LOS ANGELES- It’s no secret that Adoree’ Jackson is one of the most spectacular players in college football. He’s fast. He’s shifty. He is one big play waiting to happen. A twitch here, a jiggle there and he’s gone.
USC fans have not seen such electricity being interjected on a football since the heyday of another guy who used to razzle and dazzle folks the same way.
Watching Jackson play catch and run while teams try chasing him and his world-class speed down is like watching Wile E. Coyote figuring out a way to catch the Road Runner. They always come up empty-handed.
It is a well-known fact that Jackson has this little habit of returning kicks and punts for touchdowns like peanut butter going with jelly. Apparently, Notre Dame never took the time to read their college football memo.
At the very least, the Fighting Irish appear they never sat down and watched enough game film of Jackson going lit against other teams in the special teams department. Before the annual USC-Notre Dame Rivalry Week matchup, Jackson had already accumulated 2, 3831 yards in punt and kickoff returns during his three-year collegiate stint with the Trojans.
Jackson pushed those numbers to 2,610 yards after gouging Notre Dame for 227 yards and two return touchdowns in the Trojans’ 45-27 home win.
“It’s just great blocks by everybody,” Jackson said. “They made it easier than what it was. So with those guys blocking, I knew something special was going to happen. I trusted them and when I get the ball in my hands, I’m just following my blocks…we always talk about make the blocks good, just running towards them, make sure I set everything up and it makes a highlight play. So I’m thankful for them, those guys for doing what they do.”
For kickers, Jackson added a third score when he took a simple flair pass out of the backfield from quarterback Sam Darnold and turned it into a 52-yard touchdown as USC recorded its eighth straight win.

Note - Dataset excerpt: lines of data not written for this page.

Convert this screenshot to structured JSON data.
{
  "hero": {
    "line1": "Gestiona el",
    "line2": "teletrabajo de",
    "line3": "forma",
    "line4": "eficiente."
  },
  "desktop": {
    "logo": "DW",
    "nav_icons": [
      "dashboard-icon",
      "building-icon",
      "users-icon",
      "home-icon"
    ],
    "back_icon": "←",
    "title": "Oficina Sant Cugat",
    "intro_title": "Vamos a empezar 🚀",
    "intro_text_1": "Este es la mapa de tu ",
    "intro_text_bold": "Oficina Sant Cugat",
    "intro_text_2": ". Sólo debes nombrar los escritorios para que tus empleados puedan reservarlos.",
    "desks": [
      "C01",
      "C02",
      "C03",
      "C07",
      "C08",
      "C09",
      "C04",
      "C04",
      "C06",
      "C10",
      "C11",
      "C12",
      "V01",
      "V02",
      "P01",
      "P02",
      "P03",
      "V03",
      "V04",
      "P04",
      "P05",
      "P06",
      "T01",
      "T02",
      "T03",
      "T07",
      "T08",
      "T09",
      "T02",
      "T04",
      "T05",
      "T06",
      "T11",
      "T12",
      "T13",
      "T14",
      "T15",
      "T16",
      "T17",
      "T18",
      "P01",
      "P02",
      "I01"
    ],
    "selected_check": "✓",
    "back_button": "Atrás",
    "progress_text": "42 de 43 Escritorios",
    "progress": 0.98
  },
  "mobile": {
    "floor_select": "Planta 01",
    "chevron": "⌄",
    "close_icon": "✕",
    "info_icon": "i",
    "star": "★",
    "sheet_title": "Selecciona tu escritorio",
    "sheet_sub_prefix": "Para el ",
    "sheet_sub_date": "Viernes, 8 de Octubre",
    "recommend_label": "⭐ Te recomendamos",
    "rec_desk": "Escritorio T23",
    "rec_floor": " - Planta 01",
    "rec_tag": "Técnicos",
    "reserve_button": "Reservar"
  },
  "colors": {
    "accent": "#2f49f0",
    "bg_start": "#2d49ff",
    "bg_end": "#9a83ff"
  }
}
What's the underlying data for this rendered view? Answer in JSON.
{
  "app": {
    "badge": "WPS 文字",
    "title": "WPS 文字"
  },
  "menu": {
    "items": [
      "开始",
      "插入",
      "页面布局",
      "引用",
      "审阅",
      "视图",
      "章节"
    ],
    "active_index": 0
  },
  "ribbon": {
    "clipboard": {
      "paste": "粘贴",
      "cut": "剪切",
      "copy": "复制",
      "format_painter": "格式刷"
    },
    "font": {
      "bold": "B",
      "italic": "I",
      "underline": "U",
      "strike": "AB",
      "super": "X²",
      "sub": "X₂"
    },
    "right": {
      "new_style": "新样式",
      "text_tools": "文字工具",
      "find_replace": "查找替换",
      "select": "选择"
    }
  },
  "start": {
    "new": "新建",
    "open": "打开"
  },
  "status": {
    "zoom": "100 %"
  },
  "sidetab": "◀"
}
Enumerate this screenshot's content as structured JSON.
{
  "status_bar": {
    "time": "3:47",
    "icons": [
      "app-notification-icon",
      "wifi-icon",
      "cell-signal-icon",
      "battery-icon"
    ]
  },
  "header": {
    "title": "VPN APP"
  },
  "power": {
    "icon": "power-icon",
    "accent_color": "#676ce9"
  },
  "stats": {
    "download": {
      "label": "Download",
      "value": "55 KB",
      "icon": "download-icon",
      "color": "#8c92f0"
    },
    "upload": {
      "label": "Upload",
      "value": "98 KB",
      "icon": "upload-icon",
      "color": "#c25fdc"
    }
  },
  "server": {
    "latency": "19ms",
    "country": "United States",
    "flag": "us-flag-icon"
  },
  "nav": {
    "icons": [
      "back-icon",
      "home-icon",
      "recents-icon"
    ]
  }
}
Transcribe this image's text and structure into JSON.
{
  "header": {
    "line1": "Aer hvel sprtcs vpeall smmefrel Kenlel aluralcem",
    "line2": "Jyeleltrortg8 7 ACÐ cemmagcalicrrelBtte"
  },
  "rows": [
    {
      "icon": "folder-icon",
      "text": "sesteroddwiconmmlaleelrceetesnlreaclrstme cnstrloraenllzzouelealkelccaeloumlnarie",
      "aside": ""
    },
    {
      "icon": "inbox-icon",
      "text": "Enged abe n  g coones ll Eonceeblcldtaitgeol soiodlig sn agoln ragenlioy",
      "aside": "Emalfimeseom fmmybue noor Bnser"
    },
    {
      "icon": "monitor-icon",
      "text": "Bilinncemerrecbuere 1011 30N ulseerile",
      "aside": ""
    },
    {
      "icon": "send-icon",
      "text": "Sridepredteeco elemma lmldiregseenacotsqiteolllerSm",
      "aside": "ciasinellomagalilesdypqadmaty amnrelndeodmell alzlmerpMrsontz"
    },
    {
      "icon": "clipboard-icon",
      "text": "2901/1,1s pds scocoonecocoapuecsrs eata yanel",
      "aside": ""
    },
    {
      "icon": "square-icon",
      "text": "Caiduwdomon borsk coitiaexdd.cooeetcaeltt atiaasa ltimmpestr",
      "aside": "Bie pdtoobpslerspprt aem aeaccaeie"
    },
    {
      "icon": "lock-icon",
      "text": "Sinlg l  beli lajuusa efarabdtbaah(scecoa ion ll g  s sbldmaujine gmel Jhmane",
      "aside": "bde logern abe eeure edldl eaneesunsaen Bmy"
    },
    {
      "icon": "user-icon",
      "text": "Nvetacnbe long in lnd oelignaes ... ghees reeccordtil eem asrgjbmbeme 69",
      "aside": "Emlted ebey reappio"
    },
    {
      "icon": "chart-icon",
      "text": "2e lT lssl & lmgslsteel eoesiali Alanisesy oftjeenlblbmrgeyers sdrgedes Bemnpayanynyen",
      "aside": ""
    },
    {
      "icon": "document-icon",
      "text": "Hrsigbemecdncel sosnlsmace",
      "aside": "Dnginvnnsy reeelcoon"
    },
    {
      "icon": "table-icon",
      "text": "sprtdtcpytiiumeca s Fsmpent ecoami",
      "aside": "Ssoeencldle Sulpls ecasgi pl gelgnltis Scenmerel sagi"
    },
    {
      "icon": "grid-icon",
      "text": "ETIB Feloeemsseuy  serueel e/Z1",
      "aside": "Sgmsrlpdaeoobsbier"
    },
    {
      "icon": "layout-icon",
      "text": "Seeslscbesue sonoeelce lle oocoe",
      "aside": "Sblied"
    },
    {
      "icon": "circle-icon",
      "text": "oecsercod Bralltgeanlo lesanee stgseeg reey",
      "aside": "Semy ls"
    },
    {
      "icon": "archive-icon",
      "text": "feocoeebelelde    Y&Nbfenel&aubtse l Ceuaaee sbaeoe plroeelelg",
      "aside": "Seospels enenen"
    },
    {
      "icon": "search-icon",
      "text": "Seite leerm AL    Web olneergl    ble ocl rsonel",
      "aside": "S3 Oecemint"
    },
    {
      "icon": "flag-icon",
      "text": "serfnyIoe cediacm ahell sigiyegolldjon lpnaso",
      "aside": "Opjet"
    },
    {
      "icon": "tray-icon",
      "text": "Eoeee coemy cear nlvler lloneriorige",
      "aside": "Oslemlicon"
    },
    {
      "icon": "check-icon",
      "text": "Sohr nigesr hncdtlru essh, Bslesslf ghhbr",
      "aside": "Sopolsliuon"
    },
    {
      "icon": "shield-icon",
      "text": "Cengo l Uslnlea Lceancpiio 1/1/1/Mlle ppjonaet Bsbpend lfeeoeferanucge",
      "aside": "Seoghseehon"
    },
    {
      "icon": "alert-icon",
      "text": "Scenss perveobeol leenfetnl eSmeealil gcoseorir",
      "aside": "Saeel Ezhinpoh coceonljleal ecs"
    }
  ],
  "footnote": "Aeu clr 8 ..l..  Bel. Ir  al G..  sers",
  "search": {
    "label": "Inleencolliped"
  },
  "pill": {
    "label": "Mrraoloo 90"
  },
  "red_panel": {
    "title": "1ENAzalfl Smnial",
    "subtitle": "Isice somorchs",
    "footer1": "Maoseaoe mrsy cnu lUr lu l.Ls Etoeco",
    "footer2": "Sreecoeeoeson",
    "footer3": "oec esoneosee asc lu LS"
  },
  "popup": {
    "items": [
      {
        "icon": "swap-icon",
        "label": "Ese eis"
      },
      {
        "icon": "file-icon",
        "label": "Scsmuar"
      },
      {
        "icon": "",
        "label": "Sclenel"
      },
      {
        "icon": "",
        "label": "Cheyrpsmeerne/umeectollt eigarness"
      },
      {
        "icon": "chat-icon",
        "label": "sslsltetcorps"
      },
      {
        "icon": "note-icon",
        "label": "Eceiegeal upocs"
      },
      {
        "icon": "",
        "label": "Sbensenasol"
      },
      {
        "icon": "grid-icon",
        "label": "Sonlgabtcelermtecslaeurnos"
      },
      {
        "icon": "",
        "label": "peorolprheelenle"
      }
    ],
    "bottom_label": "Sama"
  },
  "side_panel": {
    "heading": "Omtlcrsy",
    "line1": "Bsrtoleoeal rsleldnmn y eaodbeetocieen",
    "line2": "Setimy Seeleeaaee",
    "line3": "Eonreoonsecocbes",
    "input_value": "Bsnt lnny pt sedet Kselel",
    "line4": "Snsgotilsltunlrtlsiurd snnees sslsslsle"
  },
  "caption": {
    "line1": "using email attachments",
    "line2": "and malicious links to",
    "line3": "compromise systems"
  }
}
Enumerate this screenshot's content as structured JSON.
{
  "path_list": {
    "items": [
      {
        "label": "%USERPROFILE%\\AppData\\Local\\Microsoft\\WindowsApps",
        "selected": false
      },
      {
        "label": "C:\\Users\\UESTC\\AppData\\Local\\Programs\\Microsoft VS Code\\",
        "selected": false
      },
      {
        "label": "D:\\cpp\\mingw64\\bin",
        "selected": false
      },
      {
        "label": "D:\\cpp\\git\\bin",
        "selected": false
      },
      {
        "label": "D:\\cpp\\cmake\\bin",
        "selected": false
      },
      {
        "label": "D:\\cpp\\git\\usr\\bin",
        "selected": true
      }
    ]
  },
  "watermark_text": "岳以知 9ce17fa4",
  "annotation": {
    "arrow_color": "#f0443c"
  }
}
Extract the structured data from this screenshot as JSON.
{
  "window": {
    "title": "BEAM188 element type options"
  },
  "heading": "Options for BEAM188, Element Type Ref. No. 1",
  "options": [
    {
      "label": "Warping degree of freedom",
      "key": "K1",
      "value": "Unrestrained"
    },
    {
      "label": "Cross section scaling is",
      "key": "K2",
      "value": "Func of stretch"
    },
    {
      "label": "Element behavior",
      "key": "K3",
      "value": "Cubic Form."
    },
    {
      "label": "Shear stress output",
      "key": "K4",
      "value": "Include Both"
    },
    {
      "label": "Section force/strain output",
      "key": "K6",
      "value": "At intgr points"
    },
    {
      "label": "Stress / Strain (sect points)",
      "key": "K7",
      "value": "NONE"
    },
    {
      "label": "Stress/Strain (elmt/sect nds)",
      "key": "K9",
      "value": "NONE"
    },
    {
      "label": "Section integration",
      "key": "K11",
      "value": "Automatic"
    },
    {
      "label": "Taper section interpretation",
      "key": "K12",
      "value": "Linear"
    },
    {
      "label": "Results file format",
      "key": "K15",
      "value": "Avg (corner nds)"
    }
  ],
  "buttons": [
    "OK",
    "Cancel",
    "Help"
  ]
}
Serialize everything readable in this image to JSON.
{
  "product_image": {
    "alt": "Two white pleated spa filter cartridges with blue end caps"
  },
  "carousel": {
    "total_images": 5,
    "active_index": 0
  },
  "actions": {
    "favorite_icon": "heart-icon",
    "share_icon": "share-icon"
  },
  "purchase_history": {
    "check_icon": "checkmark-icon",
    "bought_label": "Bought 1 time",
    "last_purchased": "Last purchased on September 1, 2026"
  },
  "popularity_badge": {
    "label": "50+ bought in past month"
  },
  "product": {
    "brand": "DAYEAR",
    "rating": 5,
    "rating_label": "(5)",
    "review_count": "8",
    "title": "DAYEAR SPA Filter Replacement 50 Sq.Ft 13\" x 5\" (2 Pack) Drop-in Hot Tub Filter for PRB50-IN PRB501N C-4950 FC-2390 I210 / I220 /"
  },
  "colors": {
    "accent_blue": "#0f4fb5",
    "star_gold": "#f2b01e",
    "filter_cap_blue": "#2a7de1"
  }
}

Considering the windy and rainy conditions, it was a remarkable home climax for the Trojans, who wound up with a second-place finish in the Pac-12 Conference South Division behind Colorado, a team they beat earlier this season.
“Keys to the game for us, obviously, in this type of weather, you’re hoping and praying for some non-offensive touchdowns and all of sudden you get three of them in a game. That’s like an early Christmas present,” USC head coach Clay Helton said. “I thought the ability to run the ball, again, 200 yards plus rushing on an ugly, sloppy day, weather-wise, it was important. And then you have this creature here (Jackson) to the right of me, do a kick return, a punt return and a catch for a touchdown-that just look like something…he’s a superhero figure. Unbelievable.”
If the Fighting Irish had done their due diligence they would have known that it is not nice to yell fire in a crowded movie theater. Coach Brian Kelly and his Notre Dame team didn’t yell fire at the Los Angeles Memorial Coliseum, but they might as well have when they kicked to Jackson repeatedly and basically dared the junior All-American candidate to do something about it.
Well, Jackson did something about it. He added the Fighting Irish to his highlight clippings with a 55-yard punt return and a 97-yard kickoff return for touchdowns. Kicking the ball to Jackson is like playing football roulette. Sooner or later you’re going to get burned by the triple-threat standout. It’s just a matter of time.
What’s remarkable about Jackson’s scores was not all about how he did it, but when he did it. Timing is everything.
USC was treading water against Notre Dame late in the first half, holding on to a 10-7 lead when Jackson crushed the Fighting Irish when he scored on his 55-yard jaunt to the endzone to give the Trojans a 17-7 lead with less than two minutes to go in the second quarter.
In a matter of seconds, USC turned that advantage into a 24-7 lead after Ajene Harris took a pick six to the house for a touchdown. But it was Jackson’s punt return that rattled the cages for Notre Dame, a team that put up 41 points and posted a victory against USC last year in South Bend.
Jackson was not going to let that happen again, especially on Senior Day. His kickoff return at the end of the third quarter, which juiced just about everyone in the stadium except for Notre Dame players and their faithful, punctuated the Trojan’s win. It is a play that will likely be talked about for quite some time thanks to Jackson’s impromptu hurdling of Notre Dame kicker John Chereson on his way to that 97-yard touchdown.
“I was thinking that I was overdue for a kick return…I just got scored on so I needed to make up for it as quick as possible. It just happened to be on that kickoff return,” Jackson said.
Editor’s note: Lead photo appear courtesy of George Laase